Reuters just reported a story about a meeting that the South African based Institute of Democratic Alternative of South Africa (IDASA) held recently that dealt with the issue of how HIV/AIDS is a threat to the development of democracy in Africa.
In IDASA’s press release, Kondwani Chirambo, who manages IDASA’s Governance and AIDS Program noted:
“Our findings show that there has been a sharp rise in the number of elected leaders that have died prematurely of illness in a number of countries” says Kondwani Chirambo who manages Idasa’s Governance and AIDS Programme. “There is no evidence that AIDS is the cause of every single death but if you compare the trends before the onset of the pandemic and after, we do see that patterns of death mimic the mortality pattern of the general population. From that it can be inferred that HIV/AIDS has been a factor in those deaths.”
Although this conference seemed to be focused on AIDS-related deaths of elected officials as a destabilizing factor in democracy (which is something to be concerned about), I would also offer that the high mortality rates of the population in general also cause political/social/economic instability. If people in their most productive years (20’s to 50’s) are the people who are dying from AIDS, you lose not only elected officials, but people to carry out virtually every other role in the economy and in the society as a whole. How do you create, develop, and maintain any kind of infrastructure of institutions? Who builds roads? Who teaches schools? Who farms?

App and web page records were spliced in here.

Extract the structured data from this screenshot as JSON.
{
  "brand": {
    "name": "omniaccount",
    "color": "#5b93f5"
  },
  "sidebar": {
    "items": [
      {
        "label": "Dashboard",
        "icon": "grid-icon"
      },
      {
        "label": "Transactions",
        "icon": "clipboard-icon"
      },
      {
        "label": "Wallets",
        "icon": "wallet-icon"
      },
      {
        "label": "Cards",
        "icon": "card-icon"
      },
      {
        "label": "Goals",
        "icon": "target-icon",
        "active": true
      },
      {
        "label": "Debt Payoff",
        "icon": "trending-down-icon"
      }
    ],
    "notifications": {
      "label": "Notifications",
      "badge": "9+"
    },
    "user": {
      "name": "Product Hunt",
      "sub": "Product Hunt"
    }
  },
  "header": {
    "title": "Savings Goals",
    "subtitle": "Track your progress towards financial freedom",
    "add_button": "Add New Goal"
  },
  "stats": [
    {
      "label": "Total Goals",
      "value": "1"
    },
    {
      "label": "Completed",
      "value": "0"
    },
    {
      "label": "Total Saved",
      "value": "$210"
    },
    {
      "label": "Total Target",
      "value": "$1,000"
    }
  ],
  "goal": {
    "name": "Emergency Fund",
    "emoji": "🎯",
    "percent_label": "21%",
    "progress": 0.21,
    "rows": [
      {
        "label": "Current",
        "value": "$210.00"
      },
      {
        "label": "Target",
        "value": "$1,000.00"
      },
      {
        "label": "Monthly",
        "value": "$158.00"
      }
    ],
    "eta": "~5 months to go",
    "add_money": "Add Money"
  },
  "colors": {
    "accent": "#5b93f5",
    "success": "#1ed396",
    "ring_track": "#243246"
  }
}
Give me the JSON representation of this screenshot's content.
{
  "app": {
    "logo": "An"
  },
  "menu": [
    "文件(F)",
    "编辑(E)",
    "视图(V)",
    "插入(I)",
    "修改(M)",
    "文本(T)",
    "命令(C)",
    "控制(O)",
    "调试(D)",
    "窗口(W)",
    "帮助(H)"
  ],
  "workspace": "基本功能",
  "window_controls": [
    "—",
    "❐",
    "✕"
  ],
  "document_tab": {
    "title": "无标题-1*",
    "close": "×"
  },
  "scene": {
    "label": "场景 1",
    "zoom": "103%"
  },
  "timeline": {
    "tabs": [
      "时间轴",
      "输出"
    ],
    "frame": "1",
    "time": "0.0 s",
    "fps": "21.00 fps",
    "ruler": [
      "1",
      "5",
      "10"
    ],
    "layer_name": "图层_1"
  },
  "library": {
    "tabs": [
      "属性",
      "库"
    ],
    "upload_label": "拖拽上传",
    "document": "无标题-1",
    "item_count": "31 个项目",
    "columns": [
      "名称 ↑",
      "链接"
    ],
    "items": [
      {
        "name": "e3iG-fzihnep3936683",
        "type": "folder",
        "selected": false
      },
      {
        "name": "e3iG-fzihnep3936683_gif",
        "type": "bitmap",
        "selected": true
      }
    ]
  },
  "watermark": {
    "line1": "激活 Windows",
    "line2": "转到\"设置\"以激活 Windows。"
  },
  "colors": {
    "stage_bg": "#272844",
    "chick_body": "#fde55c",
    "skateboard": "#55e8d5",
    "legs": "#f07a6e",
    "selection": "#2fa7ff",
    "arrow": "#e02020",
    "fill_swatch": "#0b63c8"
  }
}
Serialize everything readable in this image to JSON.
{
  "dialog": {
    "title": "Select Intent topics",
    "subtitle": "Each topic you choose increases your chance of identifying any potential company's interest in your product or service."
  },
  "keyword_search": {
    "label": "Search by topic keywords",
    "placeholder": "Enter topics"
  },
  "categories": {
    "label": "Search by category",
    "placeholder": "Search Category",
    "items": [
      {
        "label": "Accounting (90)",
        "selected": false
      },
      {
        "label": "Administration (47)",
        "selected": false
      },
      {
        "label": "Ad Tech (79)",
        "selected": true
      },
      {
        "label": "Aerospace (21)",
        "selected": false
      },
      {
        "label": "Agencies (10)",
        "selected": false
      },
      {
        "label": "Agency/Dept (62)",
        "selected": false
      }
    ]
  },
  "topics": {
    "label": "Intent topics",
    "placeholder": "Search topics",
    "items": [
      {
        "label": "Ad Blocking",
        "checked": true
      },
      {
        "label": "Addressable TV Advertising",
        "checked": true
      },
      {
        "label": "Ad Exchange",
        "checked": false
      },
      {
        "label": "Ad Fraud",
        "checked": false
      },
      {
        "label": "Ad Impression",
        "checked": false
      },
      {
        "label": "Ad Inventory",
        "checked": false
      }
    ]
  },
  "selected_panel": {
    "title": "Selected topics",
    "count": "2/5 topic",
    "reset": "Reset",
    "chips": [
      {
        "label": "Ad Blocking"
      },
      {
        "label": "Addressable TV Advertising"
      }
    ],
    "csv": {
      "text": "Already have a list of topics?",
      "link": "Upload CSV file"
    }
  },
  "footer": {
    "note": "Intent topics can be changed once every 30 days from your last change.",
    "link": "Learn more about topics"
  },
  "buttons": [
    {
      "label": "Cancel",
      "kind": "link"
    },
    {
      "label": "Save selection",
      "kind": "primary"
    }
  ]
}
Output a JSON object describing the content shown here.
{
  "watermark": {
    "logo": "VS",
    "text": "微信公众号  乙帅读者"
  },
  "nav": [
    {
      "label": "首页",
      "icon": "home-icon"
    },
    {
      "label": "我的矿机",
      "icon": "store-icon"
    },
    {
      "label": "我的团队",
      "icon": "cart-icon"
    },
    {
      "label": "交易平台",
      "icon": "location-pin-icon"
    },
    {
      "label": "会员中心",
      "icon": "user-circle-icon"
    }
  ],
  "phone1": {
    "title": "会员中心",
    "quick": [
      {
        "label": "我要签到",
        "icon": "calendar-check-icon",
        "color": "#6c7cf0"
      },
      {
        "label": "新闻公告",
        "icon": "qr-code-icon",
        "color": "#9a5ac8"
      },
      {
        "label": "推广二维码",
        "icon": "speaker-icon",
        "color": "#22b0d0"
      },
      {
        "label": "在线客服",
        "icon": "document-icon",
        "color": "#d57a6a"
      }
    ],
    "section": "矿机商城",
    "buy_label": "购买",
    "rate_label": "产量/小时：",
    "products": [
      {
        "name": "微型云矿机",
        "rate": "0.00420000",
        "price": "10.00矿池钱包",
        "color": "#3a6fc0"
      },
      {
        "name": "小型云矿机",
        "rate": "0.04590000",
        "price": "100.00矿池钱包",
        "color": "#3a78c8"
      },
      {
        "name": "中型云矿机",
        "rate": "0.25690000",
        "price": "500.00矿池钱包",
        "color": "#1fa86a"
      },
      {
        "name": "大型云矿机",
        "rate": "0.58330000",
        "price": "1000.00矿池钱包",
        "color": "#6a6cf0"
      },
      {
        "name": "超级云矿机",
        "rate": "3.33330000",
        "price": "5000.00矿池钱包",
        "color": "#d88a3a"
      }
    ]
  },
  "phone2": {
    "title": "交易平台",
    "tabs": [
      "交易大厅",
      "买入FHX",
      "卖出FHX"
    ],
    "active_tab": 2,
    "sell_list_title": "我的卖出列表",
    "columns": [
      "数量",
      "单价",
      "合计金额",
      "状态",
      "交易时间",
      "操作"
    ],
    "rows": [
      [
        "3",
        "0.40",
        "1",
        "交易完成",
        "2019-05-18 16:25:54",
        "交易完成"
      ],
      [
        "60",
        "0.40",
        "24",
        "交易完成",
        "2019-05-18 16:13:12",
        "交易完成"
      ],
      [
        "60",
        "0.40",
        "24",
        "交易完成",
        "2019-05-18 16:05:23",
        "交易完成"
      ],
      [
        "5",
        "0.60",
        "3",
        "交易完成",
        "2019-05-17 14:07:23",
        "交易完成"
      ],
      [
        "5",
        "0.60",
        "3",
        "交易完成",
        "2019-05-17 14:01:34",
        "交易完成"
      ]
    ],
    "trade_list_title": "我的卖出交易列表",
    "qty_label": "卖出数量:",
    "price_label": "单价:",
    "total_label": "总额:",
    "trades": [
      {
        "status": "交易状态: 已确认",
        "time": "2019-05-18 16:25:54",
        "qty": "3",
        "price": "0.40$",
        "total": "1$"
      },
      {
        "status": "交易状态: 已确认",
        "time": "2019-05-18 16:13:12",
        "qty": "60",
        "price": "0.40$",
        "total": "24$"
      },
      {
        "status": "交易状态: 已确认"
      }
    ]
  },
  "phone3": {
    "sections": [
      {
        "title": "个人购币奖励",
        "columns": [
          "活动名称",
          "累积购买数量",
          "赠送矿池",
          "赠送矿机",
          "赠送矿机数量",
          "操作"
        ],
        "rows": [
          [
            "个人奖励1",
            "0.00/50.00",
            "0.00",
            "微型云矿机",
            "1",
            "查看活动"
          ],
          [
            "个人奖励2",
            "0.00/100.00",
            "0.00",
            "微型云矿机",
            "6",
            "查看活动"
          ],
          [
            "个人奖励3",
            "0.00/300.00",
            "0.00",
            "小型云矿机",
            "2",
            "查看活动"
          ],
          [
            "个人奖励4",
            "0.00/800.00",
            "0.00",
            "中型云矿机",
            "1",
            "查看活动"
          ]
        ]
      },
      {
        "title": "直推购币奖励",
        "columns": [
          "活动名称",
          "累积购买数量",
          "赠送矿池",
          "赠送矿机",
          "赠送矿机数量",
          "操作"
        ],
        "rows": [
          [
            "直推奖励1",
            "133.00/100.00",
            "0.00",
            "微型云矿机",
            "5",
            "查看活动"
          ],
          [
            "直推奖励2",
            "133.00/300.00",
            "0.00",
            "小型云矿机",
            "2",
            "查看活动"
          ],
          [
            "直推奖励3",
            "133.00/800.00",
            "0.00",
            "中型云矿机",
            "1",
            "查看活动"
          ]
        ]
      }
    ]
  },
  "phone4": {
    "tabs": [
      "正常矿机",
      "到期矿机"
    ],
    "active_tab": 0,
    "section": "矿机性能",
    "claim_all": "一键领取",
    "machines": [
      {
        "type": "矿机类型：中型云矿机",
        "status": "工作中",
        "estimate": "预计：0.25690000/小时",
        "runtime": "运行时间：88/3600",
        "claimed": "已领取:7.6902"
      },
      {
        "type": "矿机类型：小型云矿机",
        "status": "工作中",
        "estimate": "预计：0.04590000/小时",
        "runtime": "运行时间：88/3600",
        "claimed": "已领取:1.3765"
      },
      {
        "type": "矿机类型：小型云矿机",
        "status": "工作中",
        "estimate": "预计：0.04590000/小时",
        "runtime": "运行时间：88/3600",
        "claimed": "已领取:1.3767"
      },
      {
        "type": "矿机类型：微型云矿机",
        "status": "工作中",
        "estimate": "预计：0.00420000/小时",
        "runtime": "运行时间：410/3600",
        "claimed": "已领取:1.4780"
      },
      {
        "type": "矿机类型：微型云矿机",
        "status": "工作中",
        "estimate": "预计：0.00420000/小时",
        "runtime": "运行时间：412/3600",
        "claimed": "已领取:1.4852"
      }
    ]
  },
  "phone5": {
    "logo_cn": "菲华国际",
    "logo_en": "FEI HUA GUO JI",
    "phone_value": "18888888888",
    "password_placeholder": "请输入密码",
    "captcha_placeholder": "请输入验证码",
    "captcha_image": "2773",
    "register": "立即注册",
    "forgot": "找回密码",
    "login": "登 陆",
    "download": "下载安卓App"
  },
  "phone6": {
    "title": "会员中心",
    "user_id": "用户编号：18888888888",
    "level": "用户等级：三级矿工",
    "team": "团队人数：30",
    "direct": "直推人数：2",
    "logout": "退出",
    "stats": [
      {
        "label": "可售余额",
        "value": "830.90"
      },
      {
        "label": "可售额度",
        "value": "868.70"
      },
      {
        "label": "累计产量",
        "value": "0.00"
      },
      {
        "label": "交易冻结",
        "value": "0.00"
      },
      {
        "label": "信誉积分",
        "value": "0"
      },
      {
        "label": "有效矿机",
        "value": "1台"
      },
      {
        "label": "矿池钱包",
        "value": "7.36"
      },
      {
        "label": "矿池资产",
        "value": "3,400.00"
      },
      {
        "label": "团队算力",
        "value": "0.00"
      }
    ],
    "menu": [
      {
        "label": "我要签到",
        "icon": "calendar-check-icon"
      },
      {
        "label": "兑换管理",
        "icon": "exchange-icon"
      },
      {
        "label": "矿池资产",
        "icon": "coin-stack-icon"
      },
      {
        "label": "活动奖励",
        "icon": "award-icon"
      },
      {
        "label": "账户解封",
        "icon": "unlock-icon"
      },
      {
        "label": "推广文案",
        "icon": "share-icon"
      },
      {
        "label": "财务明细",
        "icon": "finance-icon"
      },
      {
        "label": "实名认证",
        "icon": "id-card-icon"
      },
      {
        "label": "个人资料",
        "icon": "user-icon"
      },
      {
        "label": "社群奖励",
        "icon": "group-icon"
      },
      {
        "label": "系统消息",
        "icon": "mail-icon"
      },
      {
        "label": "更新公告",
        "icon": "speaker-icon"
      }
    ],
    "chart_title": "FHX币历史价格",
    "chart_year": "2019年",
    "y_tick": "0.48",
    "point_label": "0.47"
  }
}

Historians are also beginning to grow interested in the political and social instability cause by other pandemics, like the Bubonic Plague aka The Black Death. Samuel K. Cohn. Jr, a historian at the University of Glascow wrote in the American Historical Review
“HIV/AIDS and the threat of biological warfare have refueled interest in the Black Death among professional historians, biologists, and the public, not only for assessing the toxic effects of the bacillus but for understanding the psychological and longer-term cultural consequences of mass death.”
In addition to HIV itself causing political instability, what about the instability that drives the epidemic? Environmental abuses that eventually create droughts and famine, World Bank/IMF policies that make domestically produced products more expensive than imported ones (impeding African nations ability to compete in the global market) forcing people to crowd under-resourced urban areas in search of work? African nations that have asked not to be simply given anti-retrovirals, but to let them create industries to manufacture and distribute them locally? The list goes on…
In short, the problem of HIV’s impact on political instability in Africa is a much needed conversation. Not trying to tell folks what do do, but I will say that being solely concerned about staffing government positions does nothing to address the issues underlying widespread disease for the masses of Africans inflicted with the disease. Nor does filing those positions really and truly make for a “democratic” government—just as much corruption and malfeasance can exist at the government level where HIV is not a widespread concern among those seeking government office. One need not look past the United States for a relevant example.